Sides of the fingers (never the pads); well away from nails “on top”, but not so far down as to get into sensitive “pad” tissue. About halfway between Knuckle line and end of the finger (there’s a quarter inch of target area on either side of this halfway point.) I never “Shoot” an index finger, only the other three, so I’ve got 6 areas to use. The got over-used and sore when I was doing 15-20x per day; but now that I’m nearly always doing just 3-6 pokes, they’re always feeling pretty good.

Get off those “arm sites”, the numbers aren’t accurate. And anyway: After you’ve tried a better lancet on the “side-of-finger” sites, you’ll probably find the need to “squash” the Shooter into your arm (for quite a long time, too) to be a lot WORSE than the finger-pokes! (I did.)

Are you using the wrong parts of your fingers, or using a “railroad spike” lancet, or both? (Please do reply.) But anyway, when you switch from those “28G” lancets to B-D’s “33G” lancets, you won’t believe the difference. And Dexcom isn’t too bad either, after you’ve had enough “practice” to handle them smoothly.

For Dexcom, I think that smoothness beats speed. (Although I’m also quite fast at doing the both the “Push” and the “Pull”.)The most important thing is that the cylinder of the Dexcom shooter, and and the the permanent base platform for holding the Transmitter, , remain totally motionless in relation to your skin while you push the ring down and pull it back up. (AND when you squeeze the clips to remove the whole shooter assembly right afterward.) You’ll need to hold it firmly with your other hind, to keep it stable.

A big thank you to everyone who has replied to my question. Ya’ll have helped me out so much, and I am feeling a little less nervous. I will update you on Wednesday evening. :slight_smile:

Wow. That is alot of great useful information. Thank you so much. I use the One-Touch “Ultra Soft”, and you’re right, they’re not that soft. I think I’m using the correct part of my finger, it’s been a while since I used the fingers though. I’m going to purchase the BD Micros tomorrow, and hope I have the same luck with them as you have. Wish me luck!
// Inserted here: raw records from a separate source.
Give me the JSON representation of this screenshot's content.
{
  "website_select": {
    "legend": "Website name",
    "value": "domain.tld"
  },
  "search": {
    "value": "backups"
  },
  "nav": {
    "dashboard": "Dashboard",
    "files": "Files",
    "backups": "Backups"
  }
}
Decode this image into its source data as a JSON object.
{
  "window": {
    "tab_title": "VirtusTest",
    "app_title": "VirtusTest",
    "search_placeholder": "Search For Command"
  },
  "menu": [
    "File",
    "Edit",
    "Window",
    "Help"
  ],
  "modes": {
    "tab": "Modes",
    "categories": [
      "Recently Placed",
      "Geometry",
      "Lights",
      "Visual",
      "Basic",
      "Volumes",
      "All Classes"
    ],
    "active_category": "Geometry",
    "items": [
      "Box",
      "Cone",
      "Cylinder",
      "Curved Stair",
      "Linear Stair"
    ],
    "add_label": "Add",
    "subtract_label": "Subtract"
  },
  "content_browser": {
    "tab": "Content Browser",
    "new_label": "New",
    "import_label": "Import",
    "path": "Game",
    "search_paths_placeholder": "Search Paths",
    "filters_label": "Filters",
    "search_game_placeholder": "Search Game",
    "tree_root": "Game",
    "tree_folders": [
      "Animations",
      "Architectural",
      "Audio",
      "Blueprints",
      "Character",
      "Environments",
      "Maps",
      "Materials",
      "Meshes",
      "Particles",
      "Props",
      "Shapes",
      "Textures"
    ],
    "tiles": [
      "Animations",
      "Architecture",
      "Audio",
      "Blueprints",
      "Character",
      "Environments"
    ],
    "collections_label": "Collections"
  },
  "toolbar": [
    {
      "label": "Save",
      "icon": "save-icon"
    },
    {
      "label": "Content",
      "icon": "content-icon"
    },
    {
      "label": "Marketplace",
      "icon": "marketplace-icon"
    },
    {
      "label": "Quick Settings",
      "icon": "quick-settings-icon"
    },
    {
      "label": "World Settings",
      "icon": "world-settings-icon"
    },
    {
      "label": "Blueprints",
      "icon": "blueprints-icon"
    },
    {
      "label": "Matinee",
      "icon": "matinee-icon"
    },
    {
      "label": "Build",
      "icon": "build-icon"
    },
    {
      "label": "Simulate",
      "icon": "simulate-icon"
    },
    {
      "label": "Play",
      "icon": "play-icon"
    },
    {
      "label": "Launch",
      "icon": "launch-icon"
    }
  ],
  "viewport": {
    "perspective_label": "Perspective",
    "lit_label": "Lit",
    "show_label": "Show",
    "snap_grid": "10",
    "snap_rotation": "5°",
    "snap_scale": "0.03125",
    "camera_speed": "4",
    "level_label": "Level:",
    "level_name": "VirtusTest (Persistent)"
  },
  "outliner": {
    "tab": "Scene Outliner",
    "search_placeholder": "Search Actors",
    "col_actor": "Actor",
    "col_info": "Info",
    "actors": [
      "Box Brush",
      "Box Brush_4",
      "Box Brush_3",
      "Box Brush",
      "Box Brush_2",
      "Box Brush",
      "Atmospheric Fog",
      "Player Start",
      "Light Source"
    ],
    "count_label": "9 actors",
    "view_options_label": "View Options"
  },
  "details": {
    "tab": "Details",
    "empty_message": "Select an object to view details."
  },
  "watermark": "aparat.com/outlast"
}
Also try the Multiclix by Accu-Chek!.. I don’t know why but the insertion of the lancet is “smoother” even if the needle isnt the smallest (its one of the smaller ones however)…

What is the Multiclix? Is it a lancing device, or is it the actual lancet? Scale of 1 to 10, what’s the pain level?

Both… the device takes a cartridge that holds 6 lancets…pain depends on the setting, compared to other devices, even using the green (the slightly larger of the fine lancets BD makes)… i think its a 2-3 depending on the depth setting (which is scaled in actual numbers on this device)… theres less horizontal motion of the lancet with this device, then most of the spring loaded ones… Also i may not be the best judge of pain since i have to do it anywhere from 6-8 times a day…

BTW if you go with the BD lancets, I found i couldn’t get enough blood without cranking the dial (on a different lancing device), which was more painful than using the slightly larger lancet size…(hence I use the green BDs not the blue, but BOTH are better than a lot of the other brands of lancets)